Write each line out a second time, exactly as shown below.

__RECORDS PROVIDED__.
##############################

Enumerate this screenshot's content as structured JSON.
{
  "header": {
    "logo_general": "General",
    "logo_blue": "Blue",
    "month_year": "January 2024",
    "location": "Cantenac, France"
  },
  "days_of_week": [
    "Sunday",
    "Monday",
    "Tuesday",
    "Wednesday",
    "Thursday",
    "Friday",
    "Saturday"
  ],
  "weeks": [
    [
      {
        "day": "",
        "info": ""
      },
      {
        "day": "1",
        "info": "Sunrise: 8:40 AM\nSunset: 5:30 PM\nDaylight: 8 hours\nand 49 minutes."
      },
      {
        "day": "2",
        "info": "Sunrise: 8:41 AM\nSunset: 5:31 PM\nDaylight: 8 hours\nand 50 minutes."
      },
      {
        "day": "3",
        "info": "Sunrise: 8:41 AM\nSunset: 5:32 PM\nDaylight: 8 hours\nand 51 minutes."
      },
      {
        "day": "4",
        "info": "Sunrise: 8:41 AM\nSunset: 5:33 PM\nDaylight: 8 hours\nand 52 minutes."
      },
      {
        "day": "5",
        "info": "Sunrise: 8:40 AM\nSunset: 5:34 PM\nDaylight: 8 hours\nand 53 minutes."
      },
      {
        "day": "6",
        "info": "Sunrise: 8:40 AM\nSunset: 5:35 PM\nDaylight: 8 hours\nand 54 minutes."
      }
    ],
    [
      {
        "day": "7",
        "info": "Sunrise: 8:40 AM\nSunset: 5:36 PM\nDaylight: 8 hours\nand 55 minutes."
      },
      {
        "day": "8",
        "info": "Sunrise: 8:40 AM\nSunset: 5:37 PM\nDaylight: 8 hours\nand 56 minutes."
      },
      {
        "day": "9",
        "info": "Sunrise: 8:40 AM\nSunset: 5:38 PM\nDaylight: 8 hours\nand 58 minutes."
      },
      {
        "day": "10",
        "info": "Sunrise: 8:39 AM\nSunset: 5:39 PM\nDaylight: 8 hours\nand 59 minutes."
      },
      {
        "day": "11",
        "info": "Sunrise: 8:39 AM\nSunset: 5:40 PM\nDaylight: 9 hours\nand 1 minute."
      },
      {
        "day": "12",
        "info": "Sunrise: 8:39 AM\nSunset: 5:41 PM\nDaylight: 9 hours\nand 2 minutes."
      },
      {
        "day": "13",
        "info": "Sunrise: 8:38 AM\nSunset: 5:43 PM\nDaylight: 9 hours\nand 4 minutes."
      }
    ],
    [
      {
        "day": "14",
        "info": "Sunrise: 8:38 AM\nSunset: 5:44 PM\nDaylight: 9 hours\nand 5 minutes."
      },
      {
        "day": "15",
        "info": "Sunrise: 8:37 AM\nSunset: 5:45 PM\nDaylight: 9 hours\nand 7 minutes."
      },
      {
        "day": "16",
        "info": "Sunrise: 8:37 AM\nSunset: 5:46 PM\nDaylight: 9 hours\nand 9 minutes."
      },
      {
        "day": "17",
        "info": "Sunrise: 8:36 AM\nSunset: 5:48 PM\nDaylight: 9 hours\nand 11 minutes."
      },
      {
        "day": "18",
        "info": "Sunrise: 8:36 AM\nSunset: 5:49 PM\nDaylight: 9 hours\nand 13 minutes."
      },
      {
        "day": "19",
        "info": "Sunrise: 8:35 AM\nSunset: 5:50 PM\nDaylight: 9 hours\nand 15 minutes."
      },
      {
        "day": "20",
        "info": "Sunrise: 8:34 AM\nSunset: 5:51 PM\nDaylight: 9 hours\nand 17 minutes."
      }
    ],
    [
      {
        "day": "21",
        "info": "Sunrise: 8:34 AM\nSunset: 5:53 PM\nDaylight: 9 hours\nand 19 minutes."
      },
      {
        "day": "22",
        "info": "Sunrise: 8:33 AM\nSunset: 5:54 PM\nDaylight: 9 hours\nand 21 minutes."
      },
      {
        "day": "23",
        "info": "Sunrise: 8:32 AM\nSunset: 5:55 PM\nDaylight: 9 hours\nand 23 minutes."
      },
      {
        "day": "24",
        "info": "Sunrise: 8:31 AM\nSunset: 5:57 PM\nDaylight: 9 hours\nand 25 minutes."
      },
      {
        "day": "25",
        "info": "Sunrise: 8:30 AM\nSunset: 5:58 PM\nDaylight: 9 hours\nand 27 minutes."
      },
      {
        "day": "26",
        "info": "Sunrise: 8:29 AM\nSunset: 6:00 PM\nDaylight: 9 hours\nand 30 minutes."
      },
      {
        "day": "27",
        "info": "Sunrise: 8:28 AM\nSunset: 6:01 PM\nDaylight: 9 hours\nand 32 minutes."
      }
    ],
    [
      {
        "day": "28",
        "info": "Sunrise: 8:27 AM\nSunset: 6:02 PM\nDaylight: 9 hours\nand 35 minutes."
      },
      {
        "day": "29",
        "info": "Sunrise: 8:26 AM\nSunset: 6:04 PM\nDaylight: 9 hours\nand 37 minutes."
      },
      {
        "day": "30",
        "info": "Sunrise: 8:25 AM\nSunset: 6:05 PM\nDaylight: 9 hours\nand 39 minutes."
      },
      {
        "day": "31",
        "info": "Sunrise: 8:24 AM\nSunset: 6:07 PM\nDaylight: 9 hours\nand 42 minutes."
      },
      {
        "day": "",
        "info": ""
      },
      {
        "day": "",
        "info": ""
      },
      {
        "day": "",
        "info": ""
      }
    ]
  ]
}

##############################

__ANSWER TO THIS EXERCISE__.
Enumerate this screenshot's content as structured JSON.
{
  "header": {
    "logo_general": "General",
    "logo_blue": "Blue",
    "month_year": "January 2024",
    "location": "Cantenac, France"
  },
  "days_of_week": [
    "Sunday",
    "Monday",
    "Tuesday",
    "Wednesday",
    "Thursday",
    "Friday",
    "Saturday"
  ],
  "weeks": [
    [
      {
        "day": "",
        "info": ""
      },
      {
        "day": "1",
        "info": "Sunrise: 8:40 AM\nSunset: 5:30 PM\nDaylight: 8 hours\nand 49 minutes."
      },
      {
        "day": "2",
        "info": "Sunrise: 8:41 AM\nSunset: 5:31 PM\nDaylight: 8 hours\nand 50 minutes."
      },
      {
        "day": "3",
        "info": "Sunrise: 8:41 AM\nSunset: 5:32 PM\nDaylight: 8 hours\nand 51 minutes."
      },
      {
        "day": "4",
        "info": "Sunrise: 8:41 AM\nSunset: 5:33 PM\nDaylight: 8 hours\nand 52 minutes."
      },
      {
        "day": "5",
        "info": "Sunrise: 8:40 AM\nSunset: 5:34 PM\nDaylight: 8 hours\nand 53 minutes."
      },
      {
        "day": "6",
        "info": "Sunrise: 8:40 AM\nSunset: 5:35 PM\nDaylight: 8 hours\nand 54 minutes."
      }
    ],
    [
      {
        "day": "7",
        "info": "Sunrise: 8:40 AM\nSunset: 5:36 PM\nDaylight: 8 hours\nand 55 minutes."
      },
      {
        "day": "8",
        "info": "Sunrise: 8:40 AM\nSunset: 5:37 PM\nDaylight: 8 hours\nand 56 minutes."
      },
      {
        "day": "9",
        "info": "Sunrise: 8:40 AM\nSunset: 5:38 PM\nDaylight: 8 hours\nand 58 minutes."
      },
      {
        "day": "10",
        "info": "Sunrise: 8:39 AM\nSunset: 5:39 PM\nDaylight: 8 hours\nand 59 minutes."
      },
      {
        "day": "11",
        "info": "Sunrise: 8:39 AM\nSunset: 5:40 PM\nDaylight: 9 hours\nand 1 minute."
      },
      {
        "day": "12",
        "info": "Sunrise: 8:39 AM\nSunset: 5:41 PM\nDaylight: 9 hours\nand 2 minutes."
      },
      {
        "day": "13",
        "info": "Sunrise: 8:38 AM\nSunset: 5:43 PM\nDaylight: 9 hours\nand 4 minutes."
      }
    ],
    [
      {
        "day": "14",
        "info": "Sunrise: 8:38 AM\nSunset: 5:44 PM\nDaylight: 9 hours\nand 5 minutes."
      },
      {
        "day": "15",
        "info": "Sunrise: 8:37 AM\nSunset: 5:45 PM\nDaylight: 9 hours\nand 7 minutes."
      },
      {
        "day": "16",
        "info": "Sunrise: 8:37 AM\nSunset: 5:46 PM\nDaylight: 9 hours\nand 9 minutes."
      },
      {
        "day": "17",
        "info": "Sunrise: 8:36 AM\nSunset: 5:48 PM\nDaylight: 9 hours\nand 11 minutes."
      },
      {
        "day": "18",
        "info": "Sunrise: 8:36 AM\nSunset: 5:49 PM\nDaylight: 9 hours\nand 13 minutes."
      },
      {
        "day": "19",
        "info": "Sunrise: 8:35 AM\nSunset: 5:50 PM\nDaylight: 9 hours\nand 15 minutes."
      },
      {
        "day": "20",
        "info": "Sunrise: 8:34 AM\nSunset: 5:51 PM\nDaylight: 9 hours\nand 17 minutes."
      }
    ],
    [
      {
        "day": "21",
        "info": "Sunrise: 8:34 AM\nSunset: 5:53 PM\nDaylight: 9 hours\nand 19 minutes."
      },
      {
        "day": "22",
        "info": "Sunrise: 8:33 AM\nSunset: 5:54 PM\nDaylight: 9 hours\nand 21 minutes."
      },
      {
        "day": "23",
        "info": "Sunrise: 8:32 AM\nSunset: 5:55 PM\nDaylight: 9 hours\nand 23 minutes."
      },
      {
        "day": "24",
        "info": "Sunrise: 8:31 AM\nSunset: 5:57 PM\nDaylight: 9 hours\nand 25 minutes."
      },
      {
        "day": "25",
        "info": "Sunrise: 8:30 AM\nSunset: 5:58 PM\nDaylight: 9 hours\nand 27 minutes."
      },
      {
        "day": "26",
        "info": "Sunrise: 8:29 AM\nSunset: 6:00 PM\nDaylight: 9 hours\nand 30 minutes."
      },
      {
        "day": "27",
        "info": "Sunrise: 8:28 AM\nSunset: 6:01 PM\nDaylight: 9 hours\nand 32 minutes."
      }
    ],
    [
      {
        "day": "28",
        "info": "Sunrise: 8:27 AM\nSunset: 6:02 PM\nDaylight: 9 hours\nand 35 minutes."
      },
      {
        "day": "29",
        "info": "Sunrise: 8:26 AM\nSunset: 6:04 PM\nDaylight: 9 hours\nand 37 minutes."
      },
      {
        "day": "30",
        "info": "Sunrise: 8:25 AM\nSunset: 6:05 PM\nDaylight: 9 hours\nand 39 minutes."
      },
      {
        "day": "31",
        "info": "Sunrise: 8:24 AM\nSunset: 6:07 PM\nDaylight: 9 hours\nand 42 minutes."
      },
      {
        "day": "",
        "info": ""
      },
      {
        "day": "",
        "info": ""
      },
      {
        "day": "",
        "info": ""
      }
    ]
  ]
}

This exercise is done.